They won’t be able to access the money until they turn 55. However, the numbers are impressive: parents and grandparents can gift up to £2,880 and then go on to attract £720 tax relief, so it becomes worth £3,600.
That means parents or grandparents putting £240 a month into a pension for a child can make them a millionaire by the time they’re 60, according to figures from investment group Skandia. By the time a baby had reached the age of 18, the grandparents would have invested £51,840, and with investment growth of 6.5 per cent a year, by the time the grandchild is 60 the pension would be worth a massive £989,994.
Tax-free Junior ISAs
Of course lower figures can also be invested into kids’ pensions, by anyone wanting to gift them £100 for Christmas, say. But there is another option for them to receive tax-free money a little sooner. The Junior ISA sees kids given a tax-free sum when they turn 18. It replaced the Child Trust Fund (CTF), which benefited from a Government contribution, but has far more investment options than its predecessor.

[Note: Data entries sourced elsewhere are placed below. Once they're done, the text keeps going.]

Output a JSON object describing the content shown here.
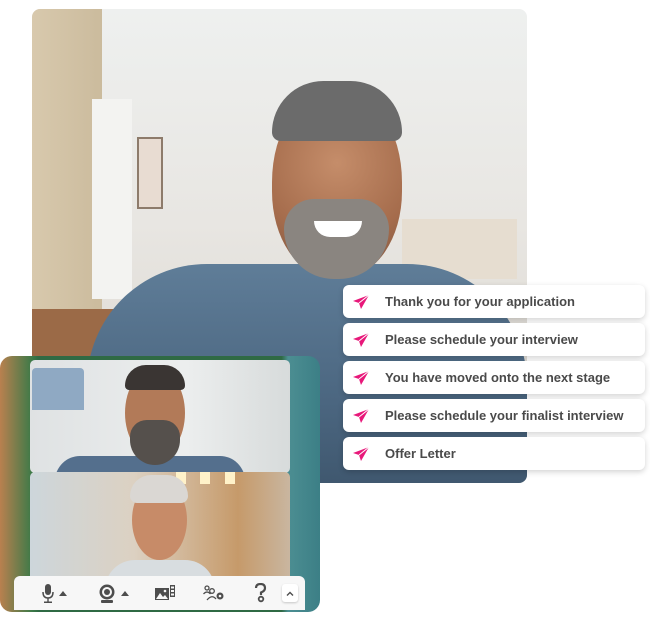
{
  "messages": [
    {
      "label": "Thank you for your application",
      "icon": "paper-plane-icon"
    },
    {
      "label": "Please schedule your interview",
      "icon": "paper-plane-icon"
    },
    {
      "label": "You have moved onto the next stage",
      "icon": "paper-plane-icon"
    },
    {
      "label": "Please schedule your finalist interview",
      "icon": "paper-plane-icon"
    },
    {
      "label": "Offer Letter",
      "icon": "paper-plane-icon"
    }
  ],
  "colors": {
    "accent": "#e8187a",
    "text": "#4a4a4a",
    "toolbar_icon": "#4d4d4d"
  },
  "toolbar": {
    "buttons": [
      {
        "name": "microphone",
        "icon": "microphone-icon",
        "has_menu": true
      },
      {
        "name": "camera",
        "icon": "webcam-icon",
        "has_menu": true
      },
      {
        "name": "background",
        "icon": "background-image-icon",
        "has_menu": false
      },
      {
        "name": "participants-settings",
        "icon": "participants-settings-icon",
        "has_menu": false
      },
      {
        "name": "help",
        "icon": "help-icon",
        "has_menu": false
      },
      {
        "name": "collapse",
        "icon": "chevron-up-icon",
        "has_menu": false
      }
    ]
  }
}
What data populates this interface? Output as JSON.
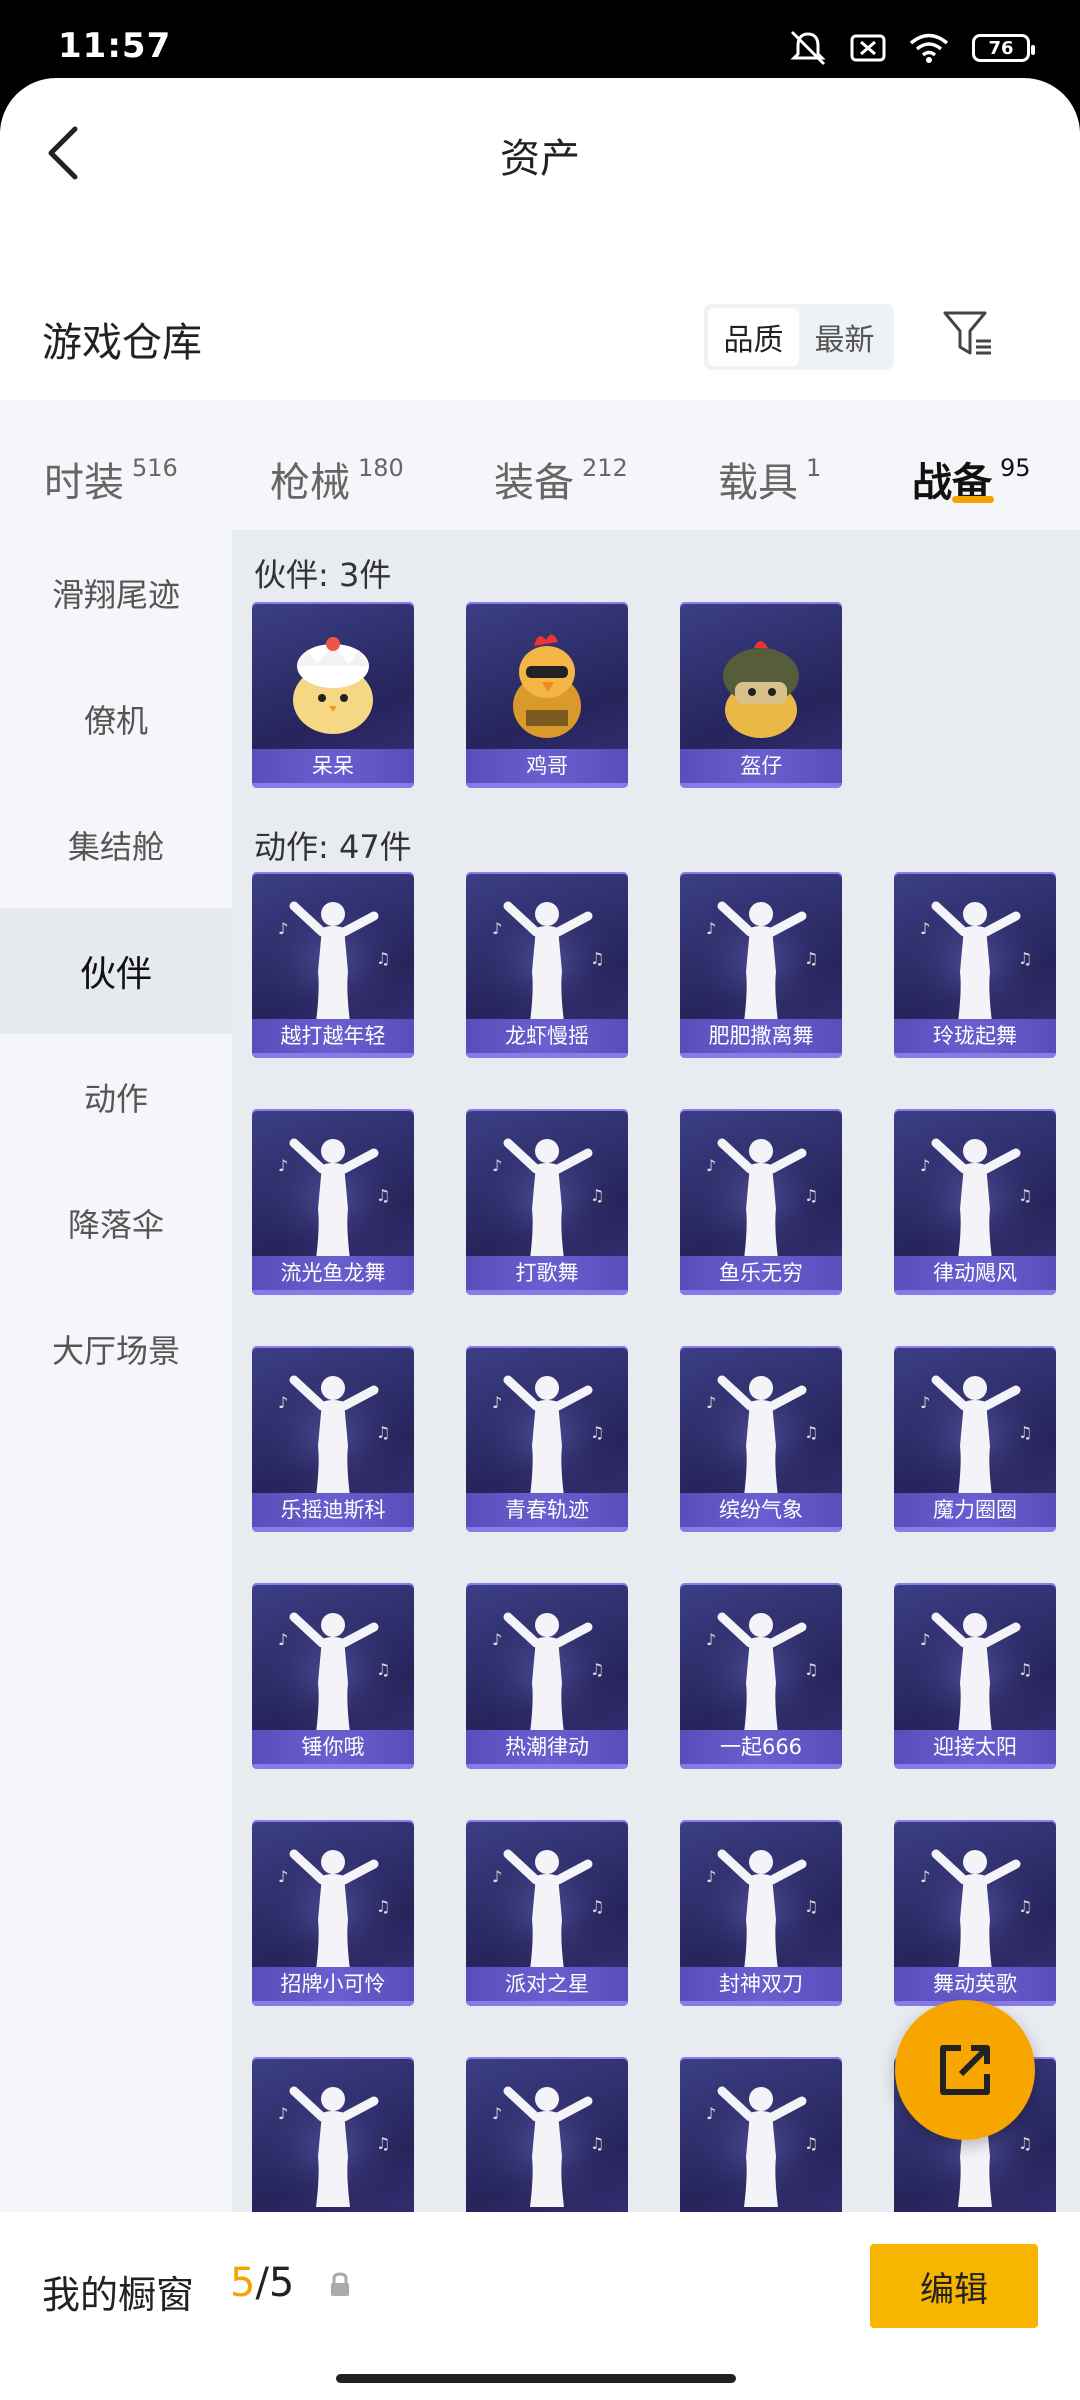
{
  "status": {
    "time": "11:57",
    "battery": "76"
  },
  "header": {
    "title": "资产"
  },
  "warehouse": {
    "title": "游戏仓库",
    "sort_options": [
      "品质",
      "最新"
    ],
    "sort_selected": "品质"
  },
  "categories": [
    {
      "name": "时装",
      "count": "516",
      "active": false
    },
    {
      "name": "枪械",
      "count": "180",
      "active": false
    },
    {
      "name": "装备",
      "count": "212",
      "active": false
    },
    {
      "name": "载具",
      "count": "1",
      "active": false
    },
    {
      "name": "战备",
      "count": "95",
      "active": true
    }
  ],
  "sidebar": {
    "items": [
      "滑翔尾迹",
      "僚机",
      "集结舱",
      "伙伴",
      "动作",
      "降落伞",
      "大厅场景"
    ],
    "selected": "伙伴"
  },
  "sections": {
    "partners": {
      "title": "伙伴: 3件",
      "items": [
        "呆呆",
        "鸡哥",
        "盔仔"
      ]
    },
    "actions": {
      "title": "动作: 47件",
      "items": [
        "越打越年轻",
        "龙虾慢摇",
        "肥肥撒离舞",
        "玲珑起舞",
        "流光鱼龙舞",
        "打歌舞",
        "鱼乐无穷",
        "律动飓风",
        "乐摇迪斯科",
        "青春轨迹",
        "缤纷气象",
        "魔力圈圈",
        "锤你哦",
        "热潮律动",
        "一起666",
        "迎接太阳",
        "招牌小可怜",
        "派对之星",
        "封神双刀",
        "舞动英歌",
        "",
        "",
        "",
        ""
      ]
    }
  },
  "bottom": {
    "window_label": "我的橱窗",
    "window_current": "5",
    "window_total": "/5",
    "edit_label": "编辑"
  },
  "colors": {
    "accent": "#f5a300",
    "card_dark": "#26245b",
    "card_label": "#5a4dba"
  }
}
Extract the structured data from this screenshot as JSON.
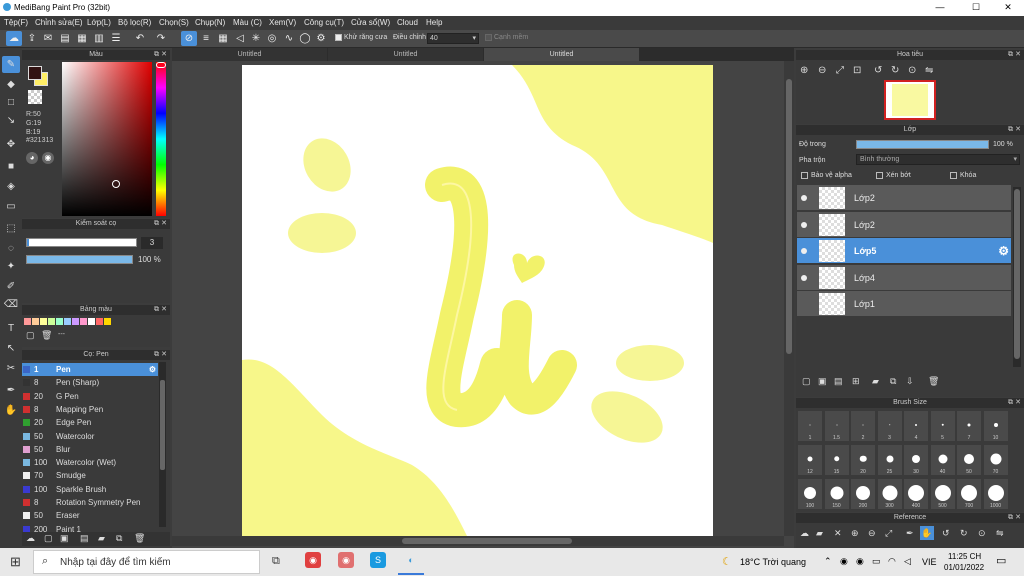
{
  "window": {
    "title": "MediBang Paint Pro (32bit)",
    "min": "—",
    "max": "☐",
    "close": "✕"
  },
  "menu": [
    "Tệp(F)",
    "Chỉnh sửa(E)",
    "Lớp(L)",
    "Bộ lọc(R)",
    "Chọn(S)",
    "Chụp(N)",
    "Màu (C)",
    "Xem(V)",
    "Công cụ(T)",
    "Cửa sổ(W)",
    "Cloud",
    "Help"
  ],
  "toolbar": {
    "antialias": "Khử răng cưa",
    "adjust_label": "Điều chỉnh",
    "adjust_value": "40",
    "soft": "Cạnh mềm"
  },
  "tabs": [
    "Untitled",
    "Untitled",
    "Untitled"
  ],
  "color_panel": {
    "title": "Màu",
    "r": "R:50",
    "g": "G:19",
    "b": "B:19",
    "hex": "#321313",
    "fg": "#321313"
  },
  "brush_control": {
    "title": "Kiểm soát cọ",
    "size": "3",
    "opacity": "100 %"
  },
  "palette": {
    "title": "Bảng màu",
    "more": "---",
    "colors": [
      "#ff9999",
      "#ffcc99",
      "#ffff99",
      "#ccff99",
      "#99ffcc",
      "#99ccff",
      "#cc99ff",
      "#ff99cc",
      "#ffffff",
      "#ff6666",
      "#ffd700"
    ]
  },
  "brush_panel": {
    "title": "Cọ: Pen",
    "items": [
      {
        "size": "1",
        "name": "Pen",
        "color": "#3a66c8"
      },
      {
        "size": "8",
        "name": "Pen (Sharp)",
        "color": "#333333"
      },
      {
        "size": "20",
        "name": "G Pen",
        "color": "#d03030"
      },
      {
        "size": "8",
        "name": "Mapping Pen",
        "color": "#d03030"
      },
      {
        "size": "20",
        "name": "Edge Pen",
        "color": "#30a030"
      },
      {
        "size": "50",
        "name": "Watercolor",
        "color": "#7ab8e0"
      },
      {
        "size": "50",
        "name": "Blur",
        "color": "#e0a0d0"
      },
      {
        "size": "100",
        "name": "Watercolor (Wet)",
        "color": "#7ab8e0"
      },
      {
        "size": "70",
        "name": "Smudge",
        "color": "#f0f0f0"
      },
      {
        "size": "100",
        "name": "Sparkle Brush",
        "color": "#3a3ad0"
      },
      {
        "size": "8",
        "name": "Rotation Symmetry Pen",
        "color": "#d03030"
      },
      {
        "size": "50",
        "name": "Eraser",
        "color": "#f0f0f0"
      },
      {
        "size": "200",
        "name": "Paint 1",
        "color": "#3a3ad0"
      }
    ]
  },
  "navigator": {
    "title": "Hoa tiêu"
  },
  "layer_panel": {
    "title": "Lớp",
    "opacity_label": "Độ trong",
    "opacity_value": "100 %",
    "blend_label": "Pha trộn",
    "blend_value": "Bình thường",
    "protect_alpha": "Bảo vệ alpha",
    "clip": "Xén bớt",
    "lock": "Khóa",
    "layers": [
      "Lớp2",
      "Lớp2",
      "Lớp5",
      "Lớp4",
      "Lớp1"
    ]
  },
  "brush_size": {
    "title": "Brush Size",
    "sizes": [
      "1",
      "1.5",
      "2",
      "3",
      "4",
      "5",
      "7",
      "10",
      "12",
      "15",
      "20",
      "25",
      "30",
      "40",
      "50",
      "70",
      "100",
      "150",
      "200",
      "300",
      "400",
      "500",
      "700",
      "1000"
    ]
  },
  "reference": {
    "title": "Reference"
  },
  "taskbar": {
    "search": "Nhập tại đây để tìm kiếm",
    "weather": "18°C Trời quang",
    "lang": "VIE",
    "time": "11:25 CH",
    "date": "01/01/2022"
  }
}
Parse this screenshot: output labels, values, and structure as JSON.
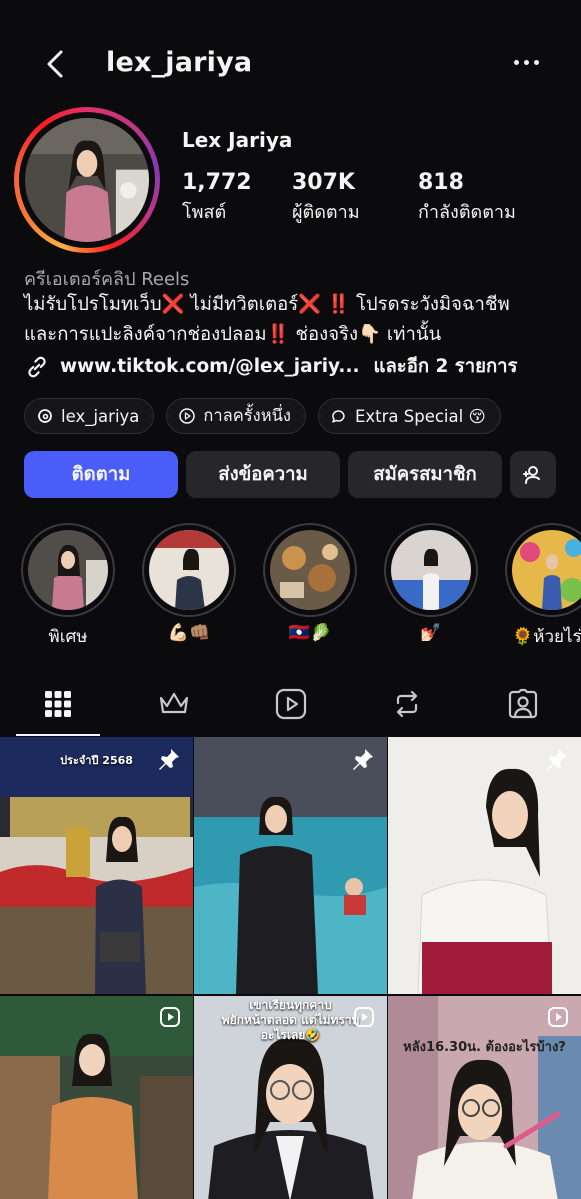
{
  "header": {
    "username": "lex_jariya"
  },
  "profile": {
    "display_name": "Lex Jariya",
    "stats": [
      {
        "value": "1,772",
        "label": "โพสต์"
      },
      {
        "value": "307K",
        "label": "ผู้ติดตาม"
      },
      {
        "value": "818",
        "label": "กำลังติดตาม"
      }
    ],
    "category": "ครีเอเตอร์คลิป Reels",
    "bio_line1": "ไม่รับโปรโมทเว็บ❌ ไม่มีทวิตเตอร์❌ ‼️ โปรดระวังมิจฉาชีพ",
    "bio_line2": "และการแปะลิงค์จากช่องปลอม‼️ ช่องจริง👇🏻 เท่านั้น",
    "link": "www.tiktok.com/@lex_jariy...",
    "more_links": "และอีก 2 รายการ"
  },
  "chips": [
    {
      "label": "lex_jariya",
      "icon": "threads-icon"
    },
    {
      "label": "กาลครั้งหนึ่ง",
      "icon": "play-icon"
    },
    {
      "label": "Extra Special 😚",
      "icon": "chat-icon"
    }
  ],
  "actions": {
    "follow": "ติดตาม",
    "message": "ส่งข้อความ",
    "subscribe": "สมัครสมาชิก"
  },
  "highlights": [
    {
      "label": "พิเศษ"
    },
    {
      "label": "💪🏻👊🏽"
    },
    {
      "label": "🇱🇦🥬"
    },
    {
      "label": "💅🏻"
    },
    {
      "label": "🌻ห้วยไร่อิ"
    }
  ],
  "tabs": [
    "grid-icon",
    "crown-icon",
    "reels-icon",
    "repost-icon",
    "tagged-icon"
  ],
  "grid_overlays": {
    "post1_line1": "ประจำปี 2568",
    "post5_line1": "เขาเรียนทุกคาบ",
    "post5_line2": "พยักหน้าตลอด แต่ไม่ทราบ",
    "post5_line3": "อะไรเลย🤣",
    "post6_line1": "หลัง16.30น. ต้องอะไรบ้าง?"
  },
  "colors": {
    "accent": "#4a5df9",
    "background": "#0b0b0d",
    "button": "#26262b"
  }
}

Each child can have up to £3,600 invested in JISA each tax year, as long as they are living in the UK and not entitled to a CTF. They can be invested in cash, stocks and shares or a combination of both. Unlike CTFs, junior ISAs can also be invested via fund supermarkets, such as Hargreaves Lansdown and Fidelity’s FundsNetwork, which provide access to thousands of funds, shares, and investment trusts often at cheaper rates than going direct.
Saving £50 each month, at an average annual growth rate of four per cent, could provide a child with a lump sum of £15,800 after 18 years.
Regular savings accounts
Other savings options for kids include a regular savings account: you can set up a direct debit into these, and by the end of its term it will have grown into a lump sum.
Top rates include Halifax’s Kids Regular Saver, paying out six per cent for a year on deposits of £10 to £100 a month, and Norwich & Peterborough BS, whose regular saver account pays four per cent for the first year, or Bank of Scotland’s 12-month bond, paying 3.25 per cent.